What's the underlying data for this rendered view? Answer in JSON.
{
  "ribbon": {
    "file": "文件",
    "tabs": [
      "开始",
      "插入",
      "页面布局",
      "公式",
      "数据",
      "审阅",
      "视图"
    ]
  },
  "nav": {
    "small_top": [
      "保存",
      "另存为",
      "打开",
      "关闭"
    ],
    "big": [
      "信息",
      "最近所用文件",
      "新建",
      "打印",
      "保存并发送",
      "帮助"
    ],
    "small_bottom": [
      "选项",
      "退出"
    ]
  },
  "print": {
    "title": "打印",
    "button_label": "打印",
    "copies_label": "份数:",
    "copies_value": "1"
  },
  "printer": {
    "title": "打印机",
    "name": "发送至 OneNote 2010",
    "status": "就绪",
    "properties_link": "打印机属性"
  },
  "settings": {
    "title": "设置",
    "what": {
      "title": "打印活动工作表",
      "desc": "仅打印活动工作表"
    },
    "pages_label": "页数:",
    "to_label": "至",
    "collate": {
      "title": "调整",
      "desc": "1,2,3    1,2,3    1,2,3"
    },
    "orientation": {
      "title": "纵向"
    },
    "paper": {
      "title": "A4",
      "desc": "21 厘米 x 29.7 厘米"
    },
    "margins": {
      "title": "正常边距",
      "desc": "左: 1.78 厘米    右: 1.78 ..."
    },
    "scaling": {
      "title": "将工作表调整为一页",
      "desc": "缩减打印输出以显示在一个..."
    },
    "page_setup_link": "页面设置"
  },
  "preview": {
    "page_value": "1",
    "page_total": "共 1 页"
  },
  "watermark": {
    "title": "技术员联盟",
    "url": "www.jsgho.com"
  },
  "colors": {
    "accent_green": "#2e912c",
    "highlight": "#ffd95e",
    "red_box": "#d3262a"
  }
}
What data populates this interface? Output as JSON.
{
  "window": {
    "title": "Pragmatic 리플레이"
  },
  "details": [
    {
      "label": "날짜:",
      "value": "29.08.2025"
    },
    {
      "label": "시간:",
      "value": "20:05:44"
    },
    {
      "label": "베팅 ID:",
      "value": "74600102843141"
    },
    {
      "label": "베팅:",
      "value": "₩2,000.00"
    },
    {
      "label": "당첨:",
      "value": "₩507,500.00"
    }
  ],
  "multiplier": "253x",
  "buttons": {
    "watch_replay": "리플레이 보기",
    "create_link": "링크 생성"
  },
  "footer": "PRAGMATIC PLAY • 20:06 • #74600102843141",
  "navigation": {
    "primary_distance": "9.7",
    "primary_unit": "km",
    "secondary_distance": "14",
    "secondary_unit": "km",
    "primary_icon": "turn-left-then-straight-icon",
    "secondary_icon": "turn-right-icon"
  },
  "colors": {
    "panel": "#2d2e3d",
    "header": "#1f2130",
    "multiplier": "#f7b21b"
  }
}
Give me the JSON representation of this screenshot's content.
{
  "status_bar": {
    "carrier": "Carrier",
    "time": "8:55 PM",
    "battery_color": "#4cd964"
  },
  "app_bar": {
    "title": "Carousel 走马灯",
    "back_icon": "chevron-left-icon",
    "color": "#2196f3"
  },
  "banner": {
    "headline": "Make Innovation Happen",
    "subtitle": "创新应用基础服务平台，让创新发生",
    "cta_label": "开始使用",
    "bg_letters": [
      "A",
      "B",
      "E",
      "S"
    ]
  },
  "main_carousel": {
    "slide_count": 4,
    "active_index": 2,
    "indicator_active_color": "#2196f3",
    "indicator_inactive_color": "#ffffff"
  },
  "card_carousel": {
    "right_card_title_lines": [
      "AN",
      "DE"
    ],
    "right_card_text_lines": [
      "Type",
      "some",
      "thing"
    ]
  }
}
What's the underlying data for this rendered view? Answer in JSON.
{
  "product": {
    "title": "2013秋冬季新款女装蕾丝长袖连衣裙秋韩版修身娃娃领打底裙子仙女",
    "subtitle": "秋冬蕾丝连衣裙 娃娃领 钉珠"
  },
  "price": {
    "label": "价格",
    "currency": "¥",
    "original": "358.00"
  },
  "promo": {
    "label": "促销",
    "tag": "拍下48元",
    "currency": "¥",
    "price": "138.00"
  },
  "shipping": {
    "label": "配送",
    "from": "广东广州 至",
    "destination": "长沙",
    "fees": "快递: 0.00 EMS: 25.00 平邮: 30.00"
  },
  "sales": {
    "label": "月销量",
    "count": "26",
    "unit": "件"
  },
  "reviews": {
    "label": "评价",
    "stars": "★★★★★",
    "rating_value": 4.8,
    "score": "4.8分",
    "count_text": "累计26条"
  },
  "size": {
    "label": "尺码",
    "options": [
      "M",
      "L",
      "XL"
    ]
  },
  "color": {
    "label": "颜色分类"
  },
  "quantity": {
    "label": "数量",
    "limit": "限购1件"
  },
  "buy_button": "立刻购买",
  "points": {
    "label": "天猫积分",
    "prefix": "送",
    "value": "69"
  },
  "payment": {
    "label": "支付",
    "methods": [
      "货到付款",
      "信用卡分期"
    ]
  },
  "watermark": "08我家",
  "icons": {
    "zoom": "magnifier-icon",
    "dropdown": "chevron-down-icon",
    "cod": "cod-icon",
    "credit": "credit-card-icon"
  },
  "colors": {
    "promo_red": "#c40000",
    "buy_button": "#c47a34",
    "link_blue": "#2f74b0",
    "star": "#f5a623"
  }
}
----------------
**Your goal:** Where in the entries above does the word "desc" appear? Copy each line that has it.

**Written response:**
      "desc": "仅打印活动工作表"
      "desc": "1,2,3    1,2,3    1,2,3"
      "desc": "21 厘米 x 29.7 厘米"
      "desc": "左: 1.78 厘米    右: 1.78 ..."
      "desc": "缩减打印输出以显示在一个..."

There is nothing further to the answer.